Women and non-normative men on the other hand are objectified and forever denied the hope of attaining autonomy within the system. According to Kant the Phenomena is the only reality we know and we have no access to the Noumena. This could be true insofar as we understand that the phenomena is constructed in a particular manner and there is always a possibility of deconstructing the normative and hegemonic perceptions in favour of a new set of perceptions devoid of hegemonic gender power asymmetry.
Being pushed to the periphery has its advantages and disadvantages. It denies a position of autonomy with this system and perception of reality but it also presents a fluidity that results from the fading influence of the center, which affords space to experiment and construct a new notion of reality using other sets of perceptions.

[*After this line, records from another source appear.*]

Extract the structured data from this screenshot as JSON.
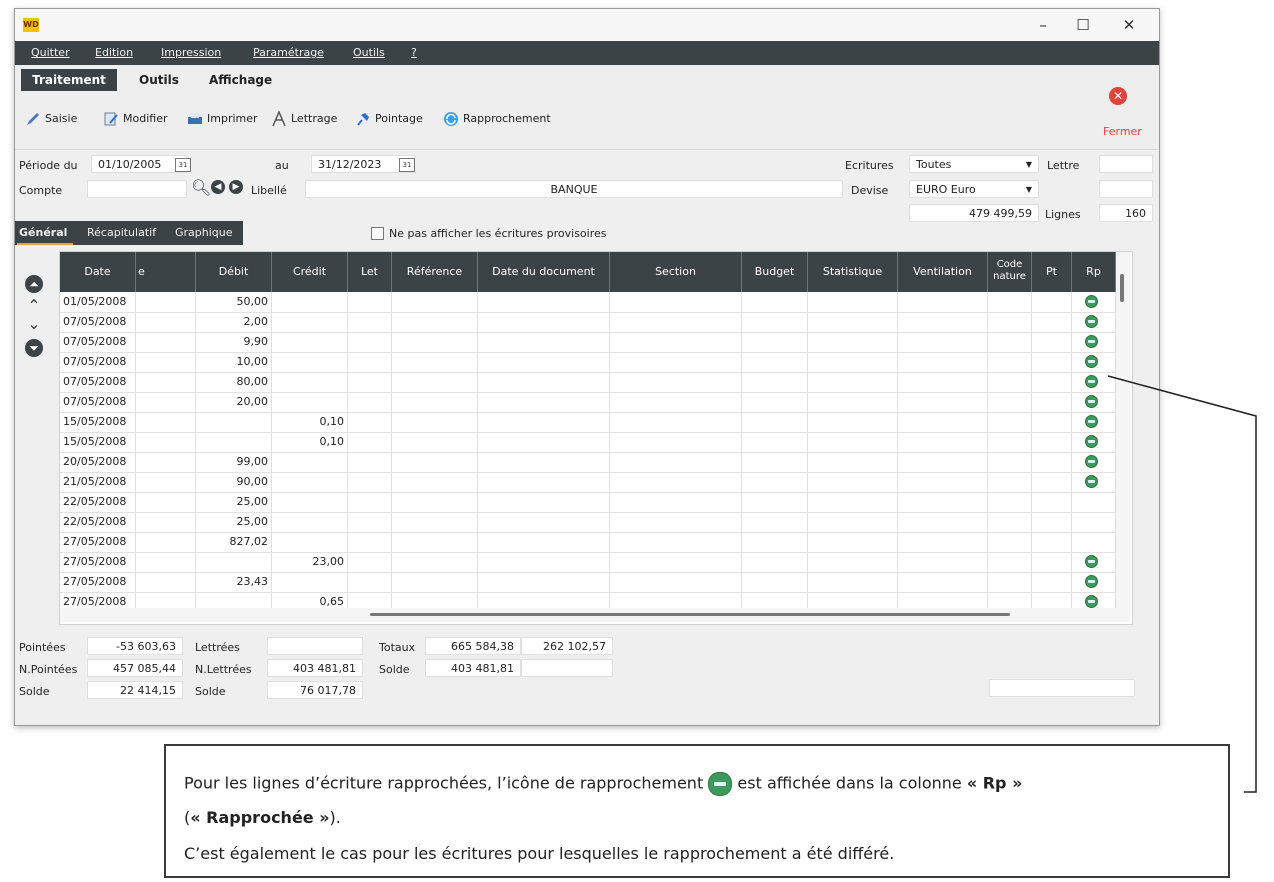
{
  "menu": [
    "Quitter",
    "Edition",
    "Impression",
    "Paramétrage",
    "Outils",
    "?"
  ],
  "ribbon_tabs": [
    "Traitement",
    "Outils",
    "Affichage"
  ],
  "toolbar": {
    "saisie": "Saisie",
    "modifier": "Modifier",
    "imprimer": "Imprimer",
    "lettrage": "Lettrage",
    "pointage": "Pointage",
    "rapprochement": "Rapprochement",
    "fermer": "Fermer"
  },
  "filters": {
    "periode_label": "Période du",
    "periode_from": "01/10/2005",
    "au_label": "au",
    "periode_to": "31/12/2023",
    "compte_label": "Compte",
    "compte_value": "",
    "libelle_label": "Libellé",
    "libelle_value": "BANQUE",
    "ecritures_label": "Ecritures",
    "ecritures_value": "Toutes",
    "lettre_label": "Lettre",
    "lettre_value": "",
    "devise_label": "Devise",
    "devise_value": "EURO Euro",
    "devise_extra": "",
    "montant": "479 499,59",
    "lignes_label": "Lignes",
    "lignes_value": "160",
    "provisoires_label": "Ne pas afficher les écritures provisoires",
    "cal_glyph": "31"
  },
  "subtabs": [
    "Général",
    "Récapitulatif",
    "Graphique"
  ],
  "columns": [
    "Date",
    "e",
    "Débit",
    "Crédit",
    "Let",
    "Référence",
    "Date du document",
    "Section",
    "Budget",
    "Statistique",
    "Ventilation",
    "Code nature",
    "Pt",
    "Rp"
  ],
  "rows": [
    {
      "date": "01/05/2008",
      "debit": "50,00",
      "credit": "",
      "rp": true
    },
    {
      "date": "07/05/2008",
      "debit": "2,00",
      "credit": "",
      "rp": true
    },
    {
      "date": "07/05/2008",
      "debit": "9,90",
      "credit": "",
      "rp": true
    },
    {
      "date": "07/05/2008",
      "debit": "10,00",
      "credit": "",
      "rp": true
    },
    {
      "date": "07/05/2008",
      "debit": "80,00",
      "credit": "",
      "rp": true
    },
    {
      "date": "07/05/2008",
      "debit": "20,00",
      "credit": "",
      "rp": true
    },
    {
      "date": "15/05/2008",
      "debit": "",
      "credit": "0,10",
      "rp": true
    },
    {
      "date": "15/05/2008",
      "debit": "",
      "credit": "0,10",
      "rp": true
    },
    {
      "date": "20/05/2008",
      "debit": "99,00",
      "credit": "",
      "rp": true
    },
    {
      "date": "21/05/2008",
      "debit": "90,00",
      "credit": "",
      "rp": true
    },
    {
      "date": "22/05/2008",
      "debit": "25,00",
      "credit": "",
      "rp": false
    },
    {
      "date": "22/05/2008",
      "debit": "25,00",
      "credit": "",
      "rp": false
    },
    {
      "date": "27/05/2008",
      "debit": "827,02",
      "credit": "",
      "rp": false
    },
    {
      "date": "27/05/2008",
      "debit": "",
      "credit": "23,00",
      "rp": true
    },
    {
      "date": "27/05/2008",
      "debit": "23,43",
      "credit": "",
      "rp": true
    },
    {
      "date": "27/05/2008",
      "debit": "",
      "credit": "0,65",
      "rp": true
    }
  ],
  "totals": {
    "pointees_label": "Pointées",
    "pointees": "-53 603,63",
    "npointees_label": "N.Pointées",
    "npointees": "457 085,44",
    "solde_label": "Solde",
    "solde1": "22 414,15",
    "lettrees_label": "Lettrées",
    "lettrees": "",
    "nlettrees_label": "N.Lettrées",
    "nlettrees": "403 481,81",
    "solde2": "76 017,78",
    "totaux_label": "Totaux",
    "totaux_debit": "665 584,38",
    "totaux_credit": "262 102,57",
    "solde_total": "403 481,81",
    "extra": ""
  },
  "note": {
    "line1_a": "Pour les lignes d’écriture rapprochées, l’icône de rapprochement",
    "line1_b": "est affichée dans la colonne",
    "line1_c": "« Rp »",
    "line2_a": "(",
    "line2_b": "« Rapprochée »",
    "line2_c": ").",
    "line3": "C’est également le cas pour les écritures pour lesquelles le rapprochement a été différé."
  },
  "colors": {
    "dark": "#3b4346",
    "close": "#e2433b",
    "rp_icon": "#3e9a5a"
  }
}
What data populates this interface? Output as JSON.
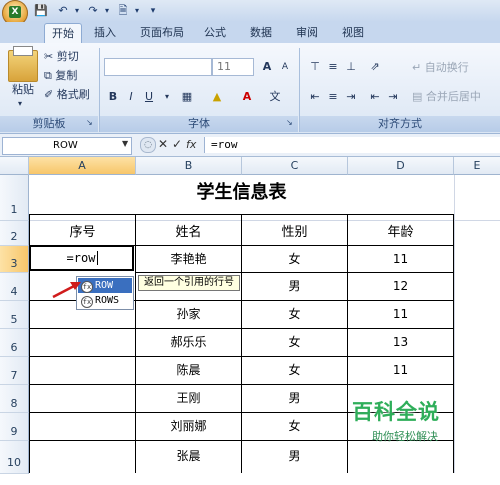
{
  "quick_access": {
    "icons": [
      "save-icon",
      "undo-icon",
      "redo-icon",
      "print-preview-icon",
      "customize-icon"
    ]
  },
  "tabs": [
    "开始",
    "插入",
    "页面布局",
    "公式",
    "数据",
    "审阅",
    "视图"
  ],
  "active_tab": "开始",
  "clipboard": {
    "paste": "粘贴",
    "cut": "剪切",
    "copy": "复制",
    "format_painter": "格式刷",
    "group": "剪贴板"
  },
  "font": {
    "name": "",
    "size": "11",
    "group": "字体",
    "bold": "B",
    "italic": "I",
    "underline": "U",
    "grow": "A",
    "shrink": "A",
    "font_color": "A",
    "wen": "文"
  },
  "alignment": {
    "wrap": "自动换行",
    "merge": "合并后居中",
    "group": "对齐方式"
  },
  "formula_bar": {
    "name_box": "ROW",
    "fx": "fx",
    "formula": "=row"
  },
  "columns": [
    "A",
    "B",
    "C",
    "D",
    "E"
  ],
  "rows": [
    "1",
    "2",
    "3",
    "4",
    "5",
    "6",
    "7",
    "8",
    "9",
    "10"
  ],
  "sheet": {
    "title": "学生信息表",
    "headers": [
      "序号",
      "姓名",
      "性别",
      "年龄"
    ],
    "active_cell_text": "=row",
    "records": [
      {
        "name": "李艳艳",
        "gender": "女",
        "age": "11"
      },
      {
        "name": "",
        "gender": "男",
        "age": "12"
      },
      {
        "name": "孙家",
        "gender": "女",
        "age": "11"
      },
      {
        "name": "郝乐乐",
        "gender": "女",
        "age": "13"
      },
      {
        "name": "陈晨",
        "gender": "女",
        "age": "11"
      },
      {
        "name": "王刚",
        "gender": "男",
        "age": ""
      },
      {
        "name": "刘丽娜",
        "gender": "女",
        "age": ""
      },
      {
        "name": "张晨",
        "gender": "男",
        "age": ""
      }
    ]
  },
  "autocomplete": {
    "items": [
      "ROW",
      "ROWS"
    ],
    "tooltip": "返回一个引用的行号"
  },
  "watermark": {
    "title": "百科全说",
    "subtitle": "助你轻松解决"
  },
  "colors": {
    "accent": "#3a6fbf",
    "selected_col": "#f7c66a",
    "watermark": "#2fae5a"
  }
}
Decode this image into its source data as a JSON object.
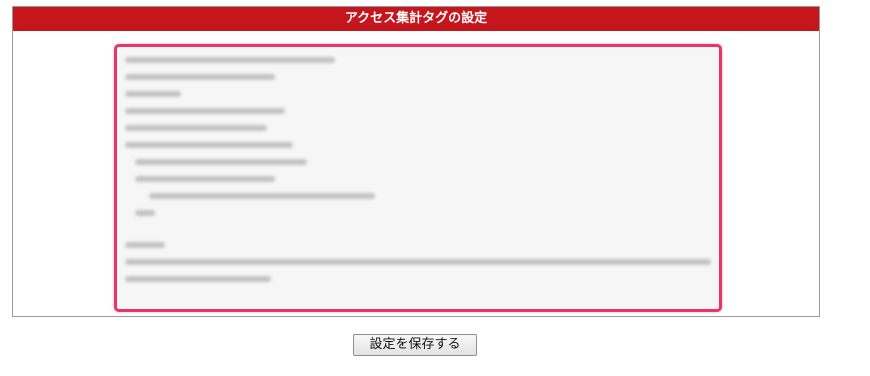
{
  "panel": {
    "title": "アクセス集計タグの設定",
    "header_color": "#c4161c",
    "highlight_color": "#e8336b"
  },
  "code_area": {
    "content": ""
  },
  "actions": {
    "save_label": "設定を保存する"
  }
}
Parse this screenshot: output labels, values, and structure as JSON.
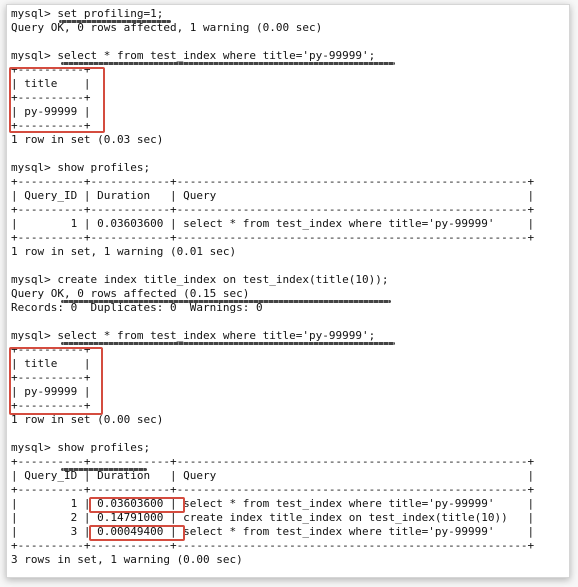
{
  "terminal": {
    "lines": [
      "mysql> set profiling=1;",
      "Query OK, 0 rows affected, 1 warning (0.00 sec)",
      "",
      "mysql> select * from test_index where title='py-99999';",
      "+----------+",
      "| title    |",
      "+----------+",
      "| py-99999 |",
      "+----------+",
      "1 row in set (0.03 sec)",
      "",
      "mysql> show profiles;",
      "+----------+------------+-----------------------------------------------------+",
      "| Query_ID | Duration   | Query                                               |",
      "+----------+------------+-----------------------------------------------------+",
      "|        1 | 0.03603600 | select * from test_index where title='py-99999'     |",
      "+----------+------------+-----------------------------------------------------+",
      "1 row in set, 1 warning (0.01 sec)",
      "",
      "mysql> create index title_index on test_index(title(10));",
      "Query OK, 0 rows affected (0.15 sec)",
      "Records: 0  Duplicates: 0  Warnings: 0",
      "",
      "mysql> select * from test_index where title='py-99999';",
      "+----------+",
      "| title    |",
      "+----------+",
      "| py-99999 |",
      "+----------+",
      "1 row in set (0.00 sec)",
      "",
      "mysql> show profiles;",
      "+----------+------------+-----------------------------------------------------+",
      "| Query_ID | Duration   | Query                                               |",
      "+----------+------------+-----------------------------------------------------+",
      "|        1 | 0.03603600 | select * from test_index where title='py-99999'     |",
      "|        2 | 0.14791000 | create index title_index on test_index(title(10))   |",
      "|        3 | 0.00049400 | select * from test_index where title='py-99999'     |",
      "+----------+------------+-----------------------------------------------------+",
      "3 rows in set, 1 warning (0.00 sec)"
    ]
  },
  "colors": {
    "highlight": "#d44c3f",
    "text": "#111111",
    "background": "#ffffff"
  }
}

Feminists refer to this as play and by exercising their fluidity have been able to write in a new language that deviates from the established notion of reality.
The process is difficult but not impossible, the visual world is entrenched in a male language and sees only through the male gaze but the understanding that this is not a unified reality and the questioning power that this provides could result in radical changes in the visual medium.
Recent attempts made in the Malayalam industry reflect these possibilities. 22 Female Kotayam by Ashik is one such movie where the woman is not constructed in passivity. The initial phase of the movie focuses on the traditional understanding of women and the later half projects the possibilities that women can attain. The gaze remains male and the notions are still constructed in the male language but breaking the myths regarding the passivity of women propagated by visual media is the first step towards changing our distorted view of reality into a more gender inclusive perception of reality.
Though the paper concentrates on the Malayalam film Pokkiri Raja to study construction of gendered realities, the ideas discussed in the paper can be exported to almost all visual industries in our nation. A structural analysis of the Malayalam movie and its Hindi remake could throw light upon cultural differences and similarities that inform visual representation of the same narrative in two spaces.
A History of Literary Criticism: From Plato to the Present By M.A.R. Habib